Sugarcane has been the product of slavery and death of many indigenous cultures for their lack of understanding the extraction process. For centuries Indigenous people along with Africans were tortured, torn from their families and forced to work in horrific conditions. African slaves were valued more because they could be organized as a workforce ,which made less of a concern to the slave masters. Some people believe the language barriers also contributed to this. Sugarcane agriculture started to flourish in the Caribbean and brought Europeans along with indentured servants to work and capitalize on this new found product. Portuguese vessels ran sugar from Brazil to their ports and exchanged this commodity for slaves and used it to make rum. The Portuguese were able to make steady income and were pioneers of the sugar trade. Other nations followed and eventually the world was addicted to sugar.As Portugal began their seaward expansion to the Atlantic world, Brazil became the land desired to create a network of trade.Brazil’s climate offered great lands with a perfect climate to grow cane.Sugar remained a luxury item, and not many could afford it, the growth of towns and the trade networks slowly started to make sugar readily available due to the high demand. One of the biggest changes that sugar brought to the new world was the desire to be taxed by the Portuguese which created tensions with Europe and the Dutch. Brazilian sugar continued to reach markets in Northwestern Europe in even greater quantities , but tools of government policy such as trade restrictions , embargoes and private ring affected routes along which sugar was traded(Ebert ,2008).

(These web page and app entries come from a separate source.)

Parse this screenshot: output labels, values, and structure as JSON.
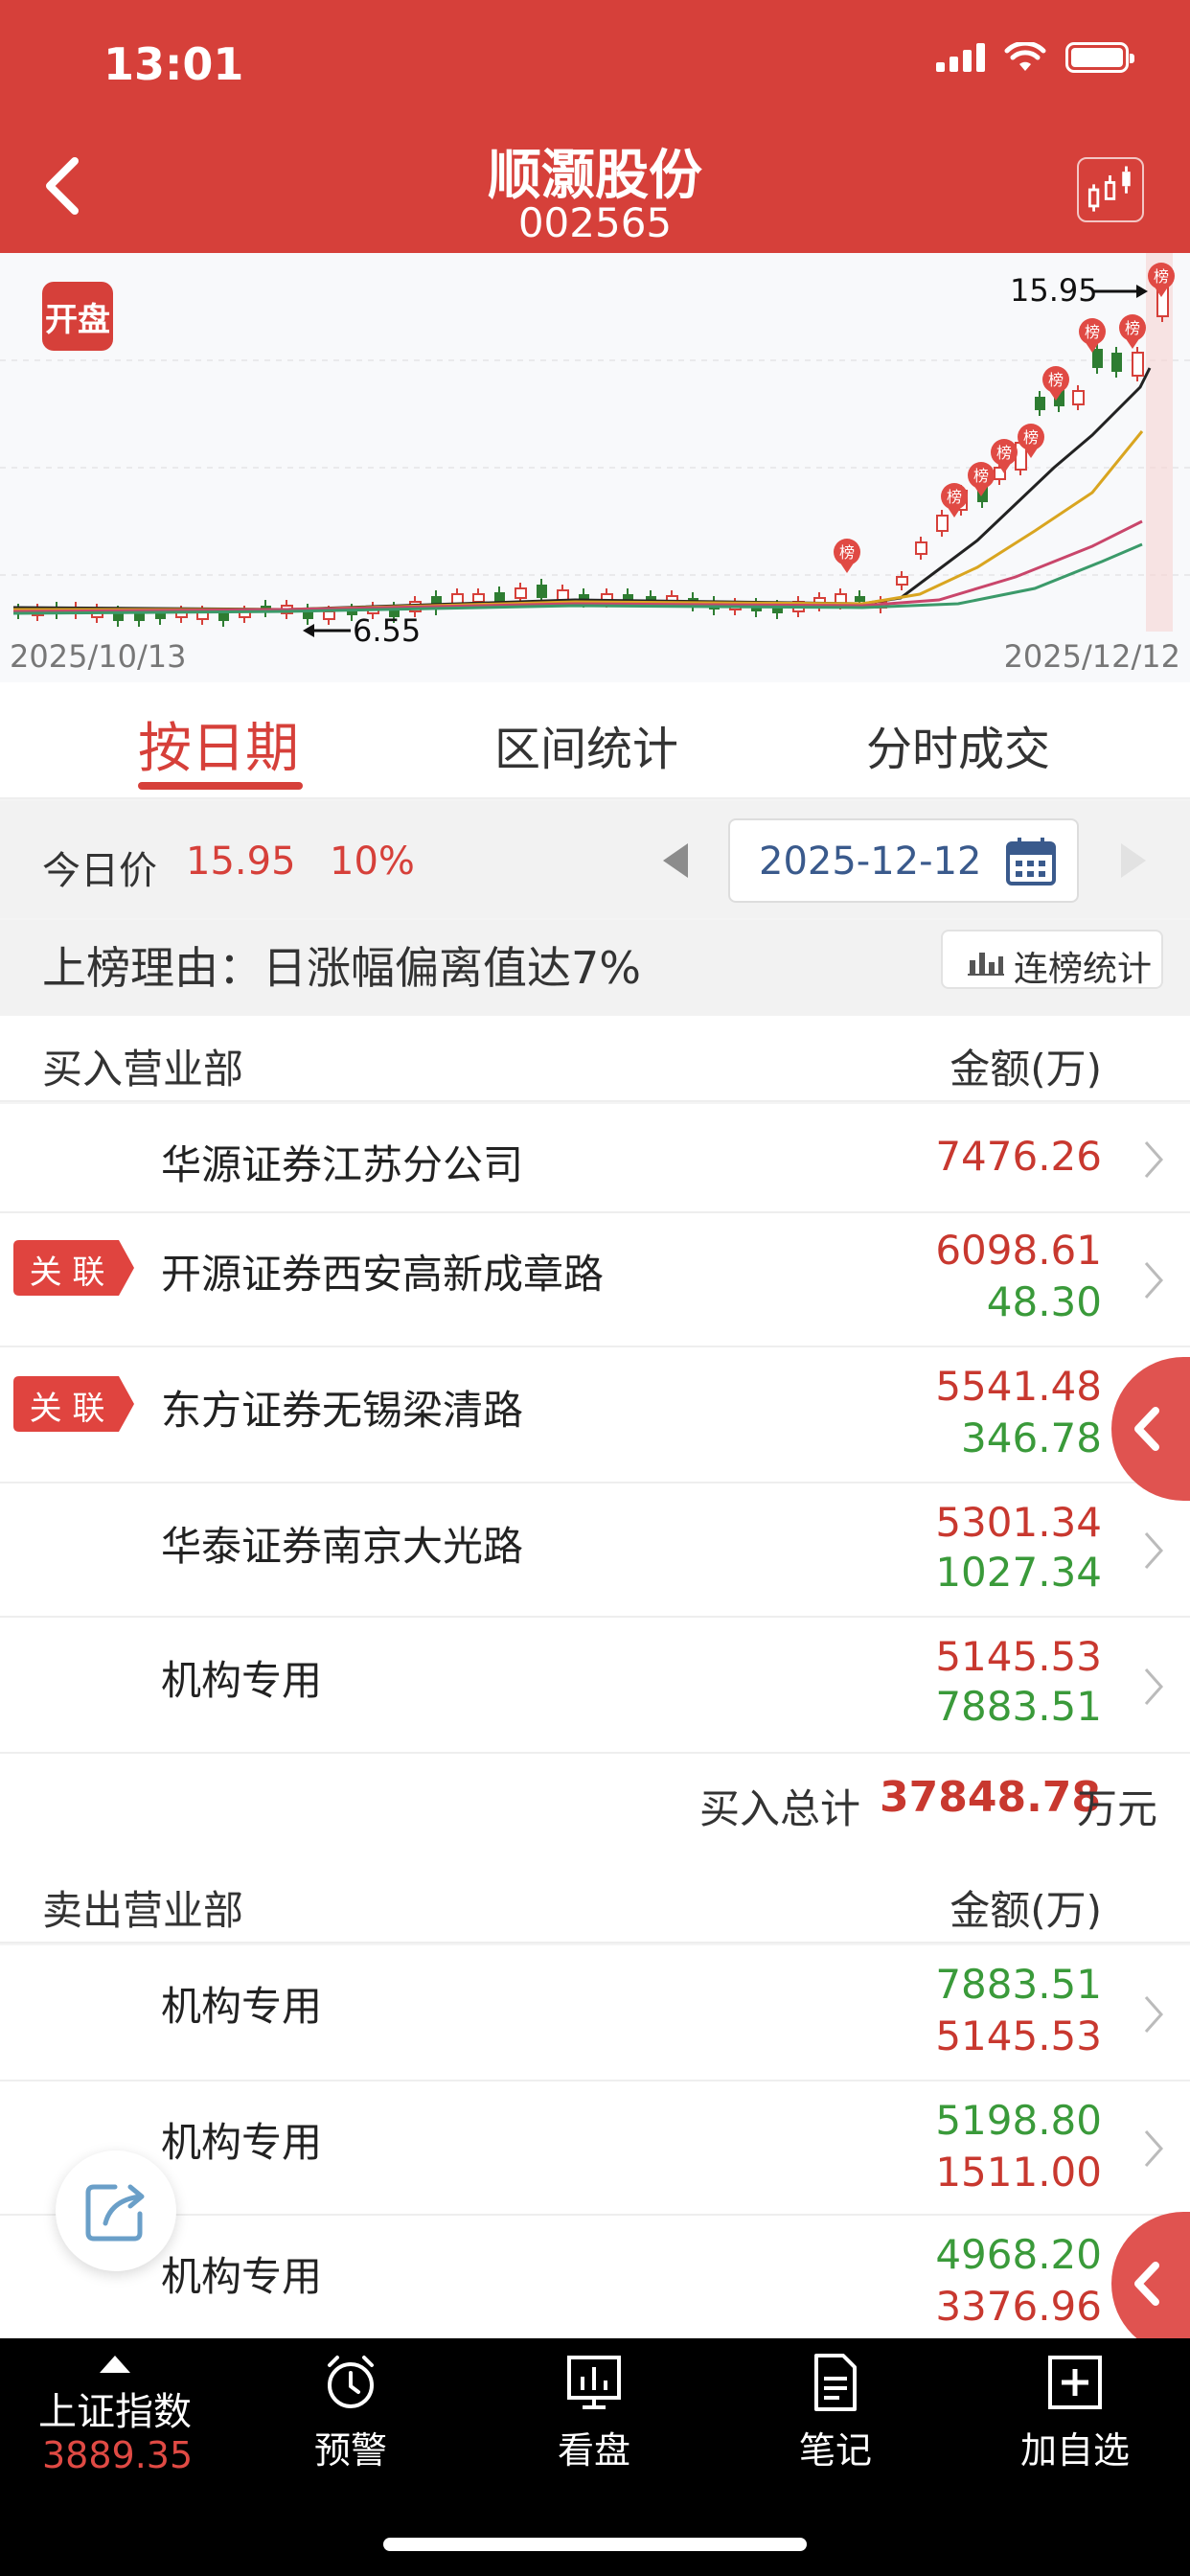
{
  "status_bar": {
    "time": "13:01"
  },
  "header": {
    "title": "顺灏股份",
    "code": "002565"
  },
  "chart": {
    "badge": "开盘",
    "start_date": "2025/10/13",
    "end_date": "2025/12/12",
    "high_label": "15.95",
    "low_label": "6.55",
    "list_marker": "榜",
    "colors": {
      "up": "#d6403a",
      "down": "#2e7d32",
      "ma_dark": "#222222",
      "ma_yellow": "#d9a520",
      "ma_pink": "#c9466b",
      "ma_green": "#3b9a6a"
    }
  },
  "tabs": [
    {
      "label": "按日期",
      "active": true
    },
    {
      "label": "区间统计",
      "active": false
    },
    {
      "label": "分时成交",
      "active": false
    }
  ],
  "price": {
    "label": "今日价",
    "value": "15.95",
    "change_pct": "10%",
    "date": "2025-12-12"
  },
  "reason": {
    "text": "上榜理由：日涨幅偏离值达7%",
    "stats_button": "连榜统计"
  },
  "buy_section": {
    "label": "买入营业部",
    "amount_header": "金额(万)",
    "rows": [
      {
        "name": "华源证券江苏分公司",
        "buy": "7476.26",
        "sell": "",
        "tag": ""
      },
      {
        "name": "开源证券西安高新成章路",
        "buy": "6098.61",
        "sell": "48.30",
        "tag": "关 联"
      },
      {
        "name": "东方证券无锡梁清路",
        "buy": "5541.48",
        "sell": "346.78",
        "tag": "关 联"
      },
      {
        "name": "华泰证券南京大光路",
        "buy": "5301.34",
        "sell": "1027.34",
        "tag": ""
      },
      {
        "name": "机构专用",
        "buy": "5145.53",
        "sell": "7883.51",
        "tag": ""
      }
    ],
    "total_label": "买入总计",
    "total_value": "37848.78",
    "total_unit": "万元"
  },
  "sell_section": {
    "label": "卖出营业部",
    "amount_header": "金额(万)",
    "rows": [
      {
        "name": "机构专用",
        "sell": "7883.51",
        "buy": "5145.53"
      },
      {
        "name": "机构专用",
        "sell": "5198.80",
        "buy": "1511.00"
      },
      {
        "name": "机构专用",
        "sell": "4968.20",
        "buy": "3376.96"
      }
    ]
  },
  "bottom_nav": {
    "index_name": "上证指数",
    "index_value": "3889.35",
    "items": [
      {
        "label": "预警",
        "icon": "alarm-clock-icon"
      },
      {
        "label": "看盘",
        "icon": "monitor-chart-icon"
      },
      {
        "label": "笔记",
        "icon": "note-icon"
      },
      {
        "label": "加自选",
        "icon": "add-square-icon"
      }
    ]
  }
}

Most of the time, all of the sugar trade was directed to northwestern Europe. Brazilian sugar brought Portuguese families to Brazil to live and to develop connections that would ensure their future in the markets. It was cheaper to travel to Brazil for sugar than to the Indies, which took longer.The cost of shipping, the size of ports and vessels that were used were all agreed upon verbally with virtually no records in the early sixteenth century. Captains of ships usually had some claims or money invested in the cargo.Portugal had three major harbors that made distribution, Lisbon’s port being the largest because they had invested in a larger port to use exclusively for Brazilian sugar. Lisbon’s port was also the most expensive, but most of the freight would always be direct to here, due to the size of the port and its connections that gave ships opportunities for re-export and also credit and insurance markets that other smaller ports did not have.
Turnaround times also played an important role in choosing a port. Penambuco was a port in Brazil that gave the quickest turnaround time of around 56 days .Turnaround times were important because the Portuguese in particular were concerned with losing freight to Dutch warships and also merchants were to pay for the expensive operating cost on a daily basis until the cargo was delivered successfully and unloaded. Captains would generally go to the ports where they could be processed the fastest in order to continue their voyages.
Portugal had played with the idea of using smaller ships thinking that they might be able to avoid pirates and quickly found out that the smaller ships were just as vulnerable. Manpower to help protect the cargo became part of the cost of trade as well.The Dutch were able to cut cost by using less manpower and more cargo. Their ships were larger than the Portuguese and faster making them more economical. Tolls added to the cost of freight, sometimes the Portuguese were able to make up for toll cost and other expenses by stopping for trade in the Canary and Madeira islands. This made some voyages last a full year all for the desire of the new commodity of sugar.
Sugar helped to develop trade in the Atlantic world and created monetary exchanges between countries that been enemies in the past. In some instances sugar was used as money to repay debt as people realized all the hard work that went behind production and transport. Brazil often paid credit debt with Europe in sugar and with sugar came politicians who carefully chose their words. The Spanish Habsburgs had created conflicts with the Portuguese that changed Brazilian sugar trade. As a result, free trade in Brazil came increasingly under threat, disrupted as a result of policies resulting from the Eighty – Year War between the Spanish Habsburgs and the Dutch Republic (Ebert, 2008). Taxes and military campaigns affected the sugar trade immensely and created the need to proceed with caution when traveling to and from Brazil.
Sugar was a product under the Colombian exchange that would have never reached Europe otherwise. It is still one of the most produced plants on the planet. In a sense, sugar connected the Atlantic in many ways, and after it was brought back to Europe it influenced policy making politics and the rules of trade, that led to bigger stronger and faster ships. Portugal stands out among the Dutch and the Spanish, having knowledge of the water and capitalizing on the product of sugar cane that changed their ports, brought them more business and helped to developed relations with other nations. Even in hardships the Portuguese were able to essentially initiate slavery of Africans in an effort to compensate and accommodate the cravings of Portugal’s sweet tooth.
Ebert ,Christopher(2008) Atlantic World : Between Empires: Brazilian Sugar in the Early Atlantic Economy, 1550-1630Brill Academic Publishers Boston, MA, USA